Thursday, January 28, 2021 (Tonight, a Full Wolf Moon!)
I howled at the moon. It howled back, and I went into action, shopped online and finally found a dreamed-for zoom camera. On its way to me is a Canon 70X, with a 65x zoom and an eye-viewer. Among a camera’s accoutrements, eye-viewing is essential. A camera body braced against a forehead helps to steady zooms and to stabilize distant images.
In late afternoon, after ordering a new camera, I went outside with the Canon 40x zoom. Its lack of an eye-viewer has hindered my captures. Now, I felt relaxed and like playing with the camera.
In these cold and snow-covered days, few living beings stir. Suddenly, I spotted a dove in flight. It landed in a juniper about 50 yards away, camouflaged among the branches but visible to my naked eye. However, finding that bird on the camera screen, across distance or with zooms-in, seemed impossible.
Knowing the bird was there, unmoving, I used the zoom to identify a nearby object, and then, an associated tree branch. Following these clues located my subject on the screen. I snapped a picture, a fun capture. The bird was watching me!
Those birds, so incredibly smart.
As my screen still held the dove, I snapped another photo, and got a real goodie.
Modern camera technology, regardless of brand, makes satisfying creativity possible. If I took time to practice, my 40x zoom would yield greater numbers of satisfying photos. A new camera won’t eliminate the challenges of capturing over distance, but an eye-viewer eases the job. Minus a tripod, bracing camera against forehead counters our naturally-shaky human fingers and hands.

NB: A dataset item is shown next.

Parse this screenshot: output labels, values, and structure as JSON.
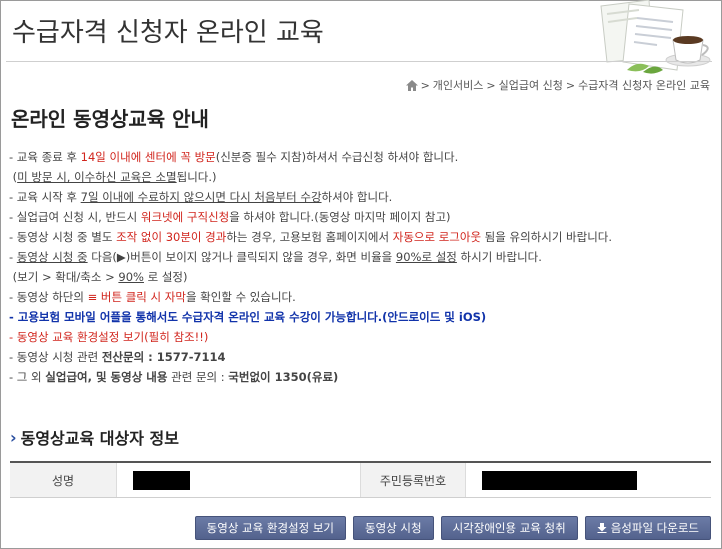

Dear Friends: Tune in fully to our new moon, see and speak to it, and listen closely. Diana